The LiberalOasis Radio Show: Vegan Cupcake Edition

The LiberalOasis Radio Show was broadcast today at 12 noon on WHMP in Western MA. This week’s show features analysis of the Baucus bill, WHMP’s Bill Dwight on the possibility of the Supreme Court lifting the ban on electioneering by corporations, and Tina McElmoyl on how to beat the recession with vegan cupcakes (with special bonus recipe below!).
You can download the podcast at these links: (iTunes / XML feed / MP3).

The Week In Blog: Sign-Carrying Right-Wing Rabble Edition

The latest edition of The Week In Blog is up at featuring Matt Lewis and myself discussing health care, the Glenn Beck army and the hit job on ACORN. Watch it below.

The LiberalOasis Radio Show: Turn On The TV Edition

The LiberalOasis Radio Show was broadcast today at 12 noon on WHMP in Western MA. This week’s show features reactions to the president’s health care speech from Sarah Buttenweiser and myself, as well as “Momtroversies” essayist Traci Olsen on turning on the TV.
You can download the podcast at these links: (iTunes / XML feed / MP3).

The Week In Blog: Corporate Campaign Edition

The latest edition of The Week In Blog is up at featuring Matt Lewis and myself discussing blog reaction to Obama’s health care speech, Rep. Joe Wilson’s outburst, the pending Supreme Court ruling on corporate campaign cash and the attempted boycott of World Net Daily. Watch it below.

Congressman Joe Wilson is an example of something… I just don’t know what

Tonight, President Barack Obama, in front of a joint session of Congress, spoke with conviction on healthcare. He beat down the lies and pledged his support to Medicare and seniors. He told his progressive colleagues that the public option is a means to an ends. It is the ends that we want.
Watch the video:
Before I go on, I must address Congressman Joe Wilson. What a dork. In public, there is some behavior that is simply unacceptable. If you’re a meeting with colleagues and you suddenly drop your trousers, that is unacceptable. If you’re in one of those nice hotel meeting rooms with some perspective clients and you suddenly spit on the floor, that is unacceptable. Shouting in a joint session of Congress, “You lie!” Is unacceptable.
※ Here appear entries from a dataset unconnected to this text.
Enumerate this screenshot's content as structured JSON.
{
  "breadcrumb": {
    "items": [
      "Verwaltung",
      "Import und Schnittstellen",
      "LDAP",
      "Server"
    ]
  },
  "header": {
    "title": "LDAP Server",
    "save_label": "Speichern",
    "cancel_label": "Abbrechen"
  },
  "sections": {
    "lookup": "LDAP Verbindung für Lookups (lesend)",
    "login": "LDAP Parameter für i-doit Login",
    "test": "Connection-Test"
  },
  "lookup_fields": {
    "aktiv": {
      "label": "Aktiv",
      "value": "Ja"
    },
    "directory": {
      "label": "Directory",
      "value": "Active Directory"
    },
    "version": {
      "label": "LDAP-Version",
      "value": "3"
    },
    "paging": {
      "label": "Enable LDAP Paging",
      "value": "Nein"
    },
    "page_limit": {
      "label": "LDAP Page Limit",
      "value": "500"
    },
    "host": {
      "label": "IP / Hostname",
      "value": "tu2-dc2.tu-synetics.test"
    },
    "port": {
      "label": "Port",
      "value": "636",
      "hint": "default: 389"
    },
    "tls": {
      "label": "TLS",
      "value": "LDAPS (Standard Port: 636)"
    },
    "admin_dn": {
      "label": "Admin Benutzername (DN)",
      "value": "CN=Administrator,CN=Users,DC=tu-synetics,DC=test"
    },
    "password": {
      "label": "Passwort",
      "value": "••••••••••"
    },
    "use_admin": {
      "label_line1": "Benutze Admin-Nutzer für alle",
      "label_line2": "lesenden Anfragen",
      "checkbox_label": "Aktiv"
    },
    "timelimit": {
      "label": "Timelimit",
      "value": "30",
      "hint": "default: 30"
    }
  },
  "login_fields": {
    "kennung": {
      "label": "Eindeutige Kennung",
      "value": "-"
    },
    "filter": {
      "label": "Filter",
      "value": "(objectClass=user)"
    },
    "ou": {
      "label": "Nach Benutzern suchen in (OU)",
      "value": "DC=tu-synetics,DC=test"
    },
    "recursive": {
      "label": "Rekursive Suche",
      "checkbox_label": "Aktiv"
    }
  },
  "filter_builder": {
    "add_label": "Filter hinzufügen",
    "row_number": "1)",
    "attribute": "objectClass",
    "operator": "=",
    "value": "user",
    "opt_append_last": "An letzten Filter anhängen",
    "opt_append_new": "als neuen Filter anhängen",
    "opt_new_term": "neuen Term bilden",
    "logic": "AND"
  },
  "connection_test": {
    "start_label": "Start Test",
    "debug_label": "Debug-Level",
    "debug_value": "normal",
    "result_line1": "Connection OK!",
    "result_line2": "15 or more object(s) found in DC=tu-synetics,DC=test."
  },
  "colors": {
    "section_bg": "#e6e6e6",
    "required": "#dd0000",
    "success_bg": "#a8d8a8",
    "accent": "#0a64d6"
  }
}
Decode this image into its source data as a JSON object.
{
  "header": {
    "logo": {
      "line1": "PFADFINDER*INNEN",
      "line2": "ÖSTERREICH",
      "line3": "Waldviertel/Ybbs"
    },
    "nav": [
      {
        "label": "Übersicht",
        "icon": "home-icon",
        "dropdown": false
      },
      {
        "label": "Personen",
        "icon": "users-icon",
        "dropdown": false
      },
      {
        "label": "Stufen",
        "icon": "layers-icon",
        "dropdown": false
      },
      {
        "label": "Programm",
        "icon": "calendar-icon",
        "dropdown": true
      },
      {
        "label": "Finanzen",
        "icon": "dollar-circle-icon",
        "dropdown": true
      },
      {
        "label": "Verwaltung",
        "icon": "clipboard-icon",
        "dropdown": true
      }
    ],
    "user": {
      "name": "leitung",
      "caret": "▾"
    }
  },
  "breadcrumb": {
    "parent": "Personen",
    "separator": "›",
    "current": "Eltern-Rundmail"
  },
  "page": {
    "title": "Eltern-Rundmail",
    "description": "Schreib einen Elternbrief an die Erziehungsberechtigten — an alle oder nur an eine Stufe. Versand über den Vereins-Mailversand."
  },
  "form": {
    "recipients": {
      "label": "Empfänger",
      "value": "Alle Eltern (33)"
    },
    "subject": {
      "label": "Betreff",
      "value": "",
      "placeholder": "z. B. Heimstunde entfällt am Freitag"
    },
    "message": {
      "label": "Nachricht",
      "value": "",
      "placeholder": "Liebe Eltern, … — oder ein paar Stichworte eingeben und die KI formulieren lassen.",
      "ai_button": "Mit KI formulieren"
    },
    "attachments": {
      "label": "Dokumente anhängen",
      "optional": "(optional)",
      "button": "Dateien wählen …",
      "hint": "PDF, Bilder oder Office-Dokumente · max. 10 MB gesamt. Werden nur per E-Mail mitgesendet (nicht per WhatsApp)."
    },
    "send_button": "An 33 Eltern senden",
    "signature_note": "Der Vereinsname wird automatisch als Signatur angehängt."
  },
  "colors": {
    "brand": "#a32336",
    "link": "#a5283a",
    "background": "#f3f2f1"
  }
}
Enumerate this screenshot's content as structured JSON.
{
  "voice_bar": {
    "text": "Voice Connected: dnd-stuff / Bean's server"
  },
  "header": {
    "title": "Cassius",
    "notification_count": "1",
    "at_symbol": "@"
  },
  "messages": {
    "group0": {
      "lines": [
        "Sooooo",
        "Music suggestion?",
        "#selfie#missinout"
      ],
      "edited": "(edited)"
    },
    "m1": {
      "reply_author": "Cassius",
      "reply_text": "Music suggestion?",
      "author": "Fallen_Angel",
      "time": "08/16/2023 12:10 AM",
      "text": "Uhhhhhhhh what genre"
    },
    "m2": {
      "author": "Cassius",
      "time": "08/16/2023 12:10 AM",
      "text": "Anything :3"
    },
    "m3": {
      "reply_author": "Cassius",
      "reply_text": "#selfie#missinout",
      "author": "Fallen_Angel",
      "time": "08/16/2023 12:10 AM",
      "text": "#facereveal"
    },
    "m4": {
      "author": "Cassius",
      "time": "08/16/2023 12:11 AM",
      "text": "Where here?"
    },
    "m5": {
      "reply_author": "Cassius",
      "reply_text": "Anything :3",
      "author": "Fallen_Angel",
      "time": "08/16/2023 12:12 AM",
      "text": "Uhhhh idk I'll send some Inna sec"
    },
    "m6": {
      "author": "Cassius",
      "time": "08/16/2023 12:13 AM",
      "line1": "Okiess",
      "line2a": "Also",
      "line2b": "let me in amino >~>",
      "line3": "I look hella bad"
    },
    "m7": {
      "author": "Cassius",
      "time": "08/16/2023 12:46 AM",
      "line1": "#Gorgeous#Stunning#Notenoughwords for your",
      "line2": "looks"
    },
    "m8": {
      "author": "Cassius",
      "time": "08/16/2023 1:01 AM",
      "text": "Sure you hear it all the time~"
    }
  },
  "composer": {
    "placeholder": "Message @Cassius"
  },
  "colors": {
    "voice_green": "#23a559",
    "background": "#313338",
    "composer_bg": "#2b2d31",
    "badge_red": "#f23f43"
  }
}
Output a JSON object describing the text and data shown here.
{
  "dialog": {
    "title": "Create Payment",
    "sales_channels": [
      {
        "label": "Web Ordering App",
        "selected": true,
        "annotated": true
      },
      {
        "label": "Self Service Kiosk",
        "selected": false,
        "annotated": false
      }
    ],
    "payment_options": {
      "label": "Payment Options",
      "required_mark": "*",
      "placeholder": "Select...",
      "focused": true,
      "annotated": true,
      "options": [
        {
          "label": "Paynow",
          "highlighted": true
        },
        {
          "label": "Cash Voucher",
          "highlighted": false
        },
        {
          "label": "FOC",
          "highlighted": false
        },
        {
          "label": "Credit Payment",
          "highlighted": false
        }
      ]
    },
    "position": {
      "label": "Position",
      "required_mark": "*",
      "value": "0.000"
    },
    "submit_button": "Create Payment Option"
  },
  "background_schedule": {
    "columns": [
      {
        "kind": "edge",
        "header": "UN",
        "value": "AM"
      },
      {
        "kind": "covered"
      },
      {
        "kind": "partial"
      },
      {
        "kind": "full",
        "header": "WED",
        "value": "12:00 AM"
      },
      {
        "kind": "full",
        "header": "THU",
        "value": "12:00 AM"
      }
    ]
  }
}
There no two ways around it. After his jaw-dropping comment, after the president’s speech was complete, the South Carolina representative released a statement which stated in part, “While I disagree with the president’s statement, my comments were inappropriate and regrettable.” Accidentally knocking over a glass of cold water which spills in your wife’s lap is regrettable. Shouting at the president as an elected official of United States Congress is totally unacceptable for Republicans or Democrats. Since it seems that no Republicans ever resign (almost never) from anything these days, I’ve donated money to Rob Miller who is challenging him in 2010.
Now, as we sat back and analyze the president’s words, we must remember that Republicans never rest. This fight is not over. Republicans, the health-insurance industry and the pharmaceutical companies are reloading. We have to be ready for their counterpunch because it is coming. Even if we pass effective healthcare reform, this fight isn’t over. There are still Republicans who are trying to kill Medicare and Social Security. We cannot become complacent because the president has just laid out his case and given a great speech. We must continue to organize. We must continue to write and call our Congressman. (No matter whether your Congressman is for or against healthcare reform he or she has to know where you stand.) This is the legislative fight of our generation. Healthcare will help level the playing field and give a huge boost to small business. We must win this fight.